Alex and myself left the warmth of the trail angels home and headed for Mattole Rd., an intimidating stretch of 28 miles of road walking to reach the Lost Coast section of the CCT. Alex and Dan echoed warnings about the intense elevation gains and losses, a lack of shoulder space on the road, and the possibility of snow along the way. To compound these issues was the fact that no campgrounds exist for the whole 28 miles of road. I would have to illegally camp in the foothills of Humboldt Co. if I was to walk it. In light of this information Alex offered to take me directly to Petrolia. That gesture of kindness is far more than was expected or deserved. And that my friends is an act of a true trail angel.
I had one issue upon my arrival in Petrolia. There are no hotels or BNB’s or air BNB’S available in the winter. After saying goodbye to Alex and reiterating my thanks, I asked a kind lady at the market where I might go for accommodation. She recommended that I speak with Phil, who owned a BNB 200 feet away. Phil is a great older man who understands much more about life than I could possibly hope to know at this point in my relatively young life. We spoke about genes and the fact that technology will likely allow for us to master gene manipulation and prevent disease before birth. It’s a cool topic. But alas, Phil could not offer a bed as it was not serviceable at the time.
He received a phone call from a girl while we were talking and when she arrived she offered to take me to the community center. Petrolia has a farmer’s market (very small) and a community gathering with meals on Sundays.

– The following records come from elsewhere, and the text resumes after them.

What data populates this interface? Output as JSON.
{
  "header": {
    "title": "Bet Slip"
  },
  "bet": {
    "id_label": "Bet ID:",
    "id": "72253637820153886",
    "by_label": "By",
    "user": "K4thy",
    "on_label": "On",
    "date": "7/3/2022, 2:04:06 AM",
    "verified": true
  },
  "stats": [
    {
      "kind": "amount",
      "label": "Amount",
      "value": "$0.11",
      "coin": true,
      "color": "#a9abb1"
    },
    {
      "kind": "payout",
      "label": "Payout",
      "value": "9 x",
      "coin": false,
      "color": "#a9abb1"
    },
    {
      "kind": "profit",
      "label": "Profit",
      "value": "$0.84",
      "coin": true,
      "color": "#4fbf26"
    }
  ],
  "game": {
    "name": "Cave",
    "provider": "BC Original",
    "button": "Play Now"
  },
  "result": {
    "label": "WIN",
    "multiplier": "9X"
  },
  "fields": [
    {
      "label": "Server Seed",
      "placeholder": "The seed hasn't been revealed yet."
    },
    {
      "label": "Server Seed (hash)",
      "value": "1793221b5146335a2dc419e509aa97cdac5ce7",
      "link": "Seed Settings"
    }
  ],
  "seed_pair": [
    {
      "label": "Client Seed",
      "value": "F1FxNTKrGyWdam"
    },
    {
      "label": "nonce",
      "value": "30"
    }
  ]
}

She said that would be my best chance to connect with someone who may have a place for to stay.
I could have walked 5 miles to the trailhead along the Lost Coast, but I would have had to walk back for my resupply and bear canister the next day, making the whole trip roughly 15 miles. This I could not accept.
So she dropped me off and I entered a hall filled with smiling faces and a few booths with vendors selling various items. Unity was who I was supposed to talk to first according to Phil. The first booth happened to be Unity’s, a local photographer. She said she may know the owner of a BNB around 9 miles from Petrolia who was in the hall at that time. But alas, we were not able to find him, and I started to lose hope.

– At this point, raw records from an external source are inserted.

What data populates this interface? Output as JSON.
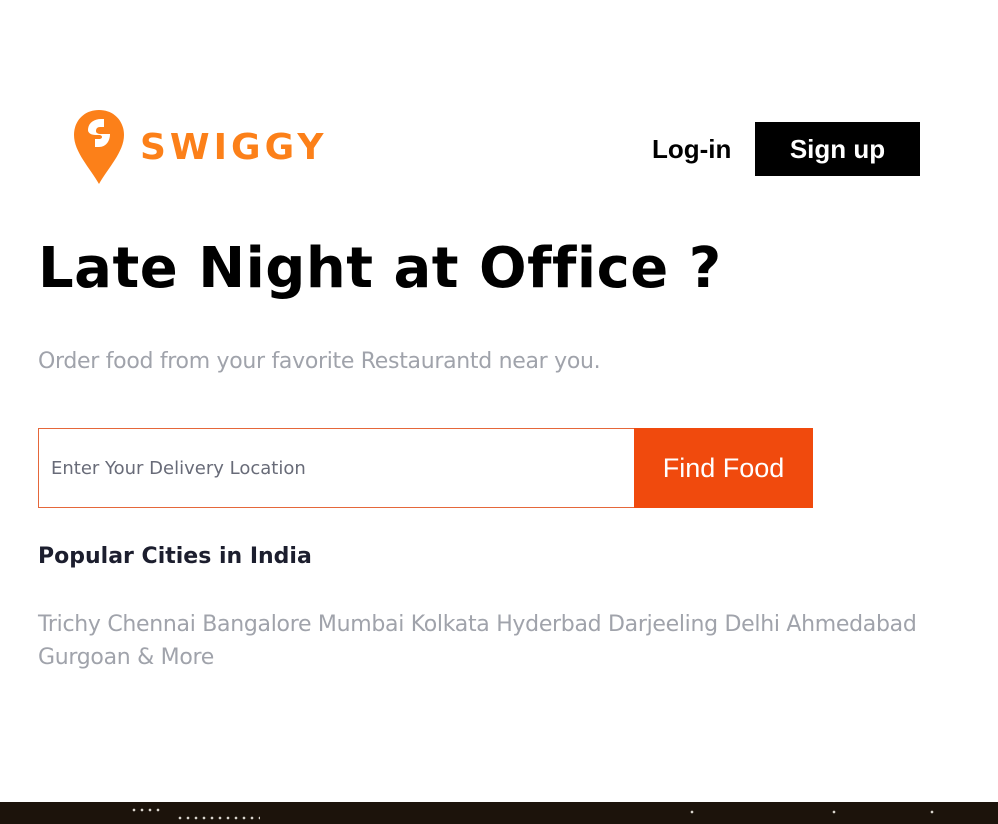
{
  "header": {
    "brand_name": "SWIGGY",
    "brand_color": "#fc8019",
    "logo_icon": "swiggy-pin-icon",
    "login_label": "Log-in",
    "signup_label": "Sign up"
  },
  "hero": {
    "title": "Late Night at Office ?",
    "subtitle": "Order food from your favorite Restaurantd near you."
  },
  "search": {
    "placeholder": "Enter Your Delivery Location",
    "value": "",
    "button_label": "Find Food",
    "button_color": "#f04a0d"
  },
  "popular": {
    "heading": "Popular Cities in India",
    "cities": [
      "Trichy",
      "Chennai",
      "Bangalore",
      "Mumbai",
      "Kolkata",
      "Hyderbad",
      "Darjeeling",
      "Delhi",
      "Ahmedabad",
      "Gurgoan & More"
    ]
  }
}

After minutes of waiting she returned and told me to speak with a man named Cedar, who was wearing a fedora. I introduced myself and let him know that I was hiking and trying to raise money for children, as well as trying to give Coastwalk an idea of the state of a trail in the Sinkyone Wilderness, nearly 50 miles south of here. I also let him know it was an excellent fedora he dawned. He told me that he had an RV next to his home and that I could stay the night. I could not believe the generosity. This man had no idea who I was, no idea that I was telling the truth, no idea that I would be no harm to his young son and daughter. But he still made me this offer out of the kindness of his heart.
And that very RV is where I am writing to you from at this moment, just a stone’s throw away from the Lost Coast and what may be the most exciting and rewarding portion of the CCT.
The moral of this story friends? Be a trail angel, not just a trail angel but an angel, who offers assistance to those in need not because it is praise worthy, but because kindness to others and compassion towards our fellow men and women is fuel for a healthy soul. I say a little thank you in my mind every time I can remember in the hope to honor all those men and women who help hikers or anyone in need. Until next time, Happy Trails. 🙂